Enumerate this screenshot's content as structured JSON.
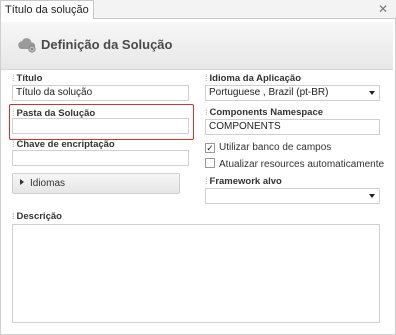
{
  "window": {
    "tab_title": "Título da solução",
    "close_glyph": "✕"
  },
  "header": {
    "title": "Definição da Solução",
    "icon": "cloud-gear-icon"
  },
  "fields": {
    "titulo": {
      "label": "Título",
      "value": "Título da solução"
    },
    "pasta": {
      "label": "Pasta da Solução",
      "value": ""
    },
    "chave": {
      "label": "Chave de encriptação",
      "value": ""
    },
    "idioma": {
      "label": "Idioma da Aplicação",
      "value": "Portuguese , Brazil (pt-BR)"
    },
    "namespace": {
      "label": "Components Namespace",
      "value": "COMPONENTS"
    },
    "framework": {
      "label": "Framework alvo",
      "value": ""
    },
    "descricao": {
      "label": "Descrição",
      "value": ""
    }
  },
  "idiomas_button": {
    "label": "Idiomas"
  },
  "checkboxes": {
    "banco": {
      "label": "Utilizar banco de campos",
      "checked": true
    },
    "resources": {
      "label": "Atualizar resources automaticamente",
      "checked": false
    }
  },
  "label_marker": "⁞",
  "check_glyph": "✓",
  "colors": {
    "highlight": "#d4312f"
  }
}
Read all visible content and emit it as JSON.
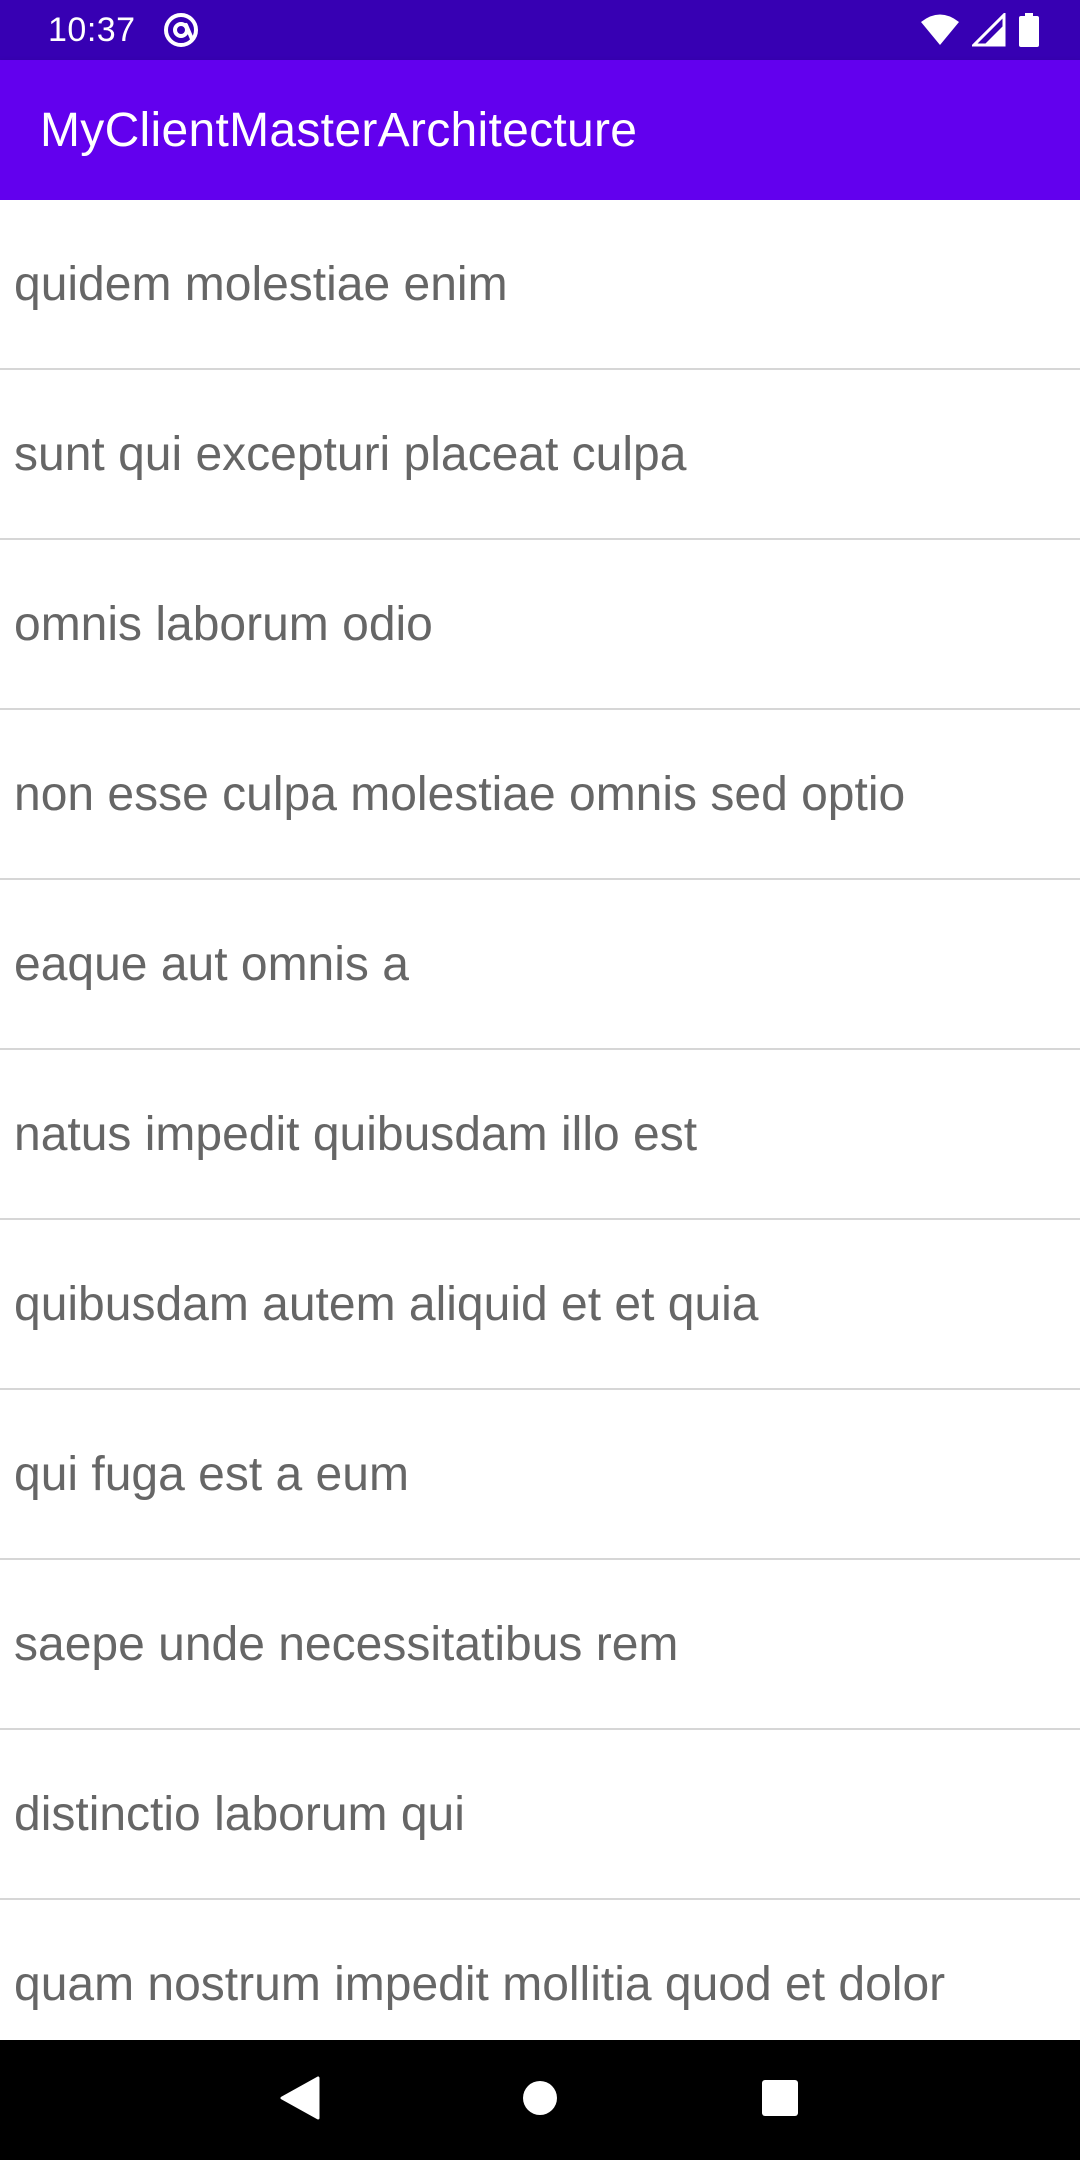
{
  "status_bar": {
    "time": "10:37",
    "icons": [
      "at-sign-icon",
      "wifi-icon",
      "signal-icon",
      "battery-icon"
    ]
  },
  "app_bar": {
    "title": "MyClientMasterArchitecture"
  },
  "list": {
    "items": [
      "quidem molestiae enim",
      "sunt qui excepturi placeat culpa",
      "omnis laborum odio",
      "non esse culpa molestiae omnis sed optio",
      "eaque aut omnis a",
      "natus impedit quibusdam illo est",
      "quibusdam autem aliquid et et quia",
      "qui fuga est a eum",
      "saepe unde necessitatibus rem",
      "distinctio laborum qui",
      "quam nostrum impedit mollitia quod et dolor"
    ]
  },
  "nav_bar": {
    "buttons": [
      "back-icon",
      "home-icon",
      "recents-icon"
    ]
  },
  "colors": {
    "status_bar": "#3700b3",
    "app_bar": "#6200ee",
    "list_text": "#666666",
    "divider": "#d6d6d6",
    "nav_bar": "#000000"
  }
}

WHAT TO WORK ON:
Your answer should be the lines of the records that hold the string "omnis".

FINISHED TASK:
      "omnis laborum odio",
      "non esse culpa molestiae omnis sed optio",
      "eaque aut omnis a",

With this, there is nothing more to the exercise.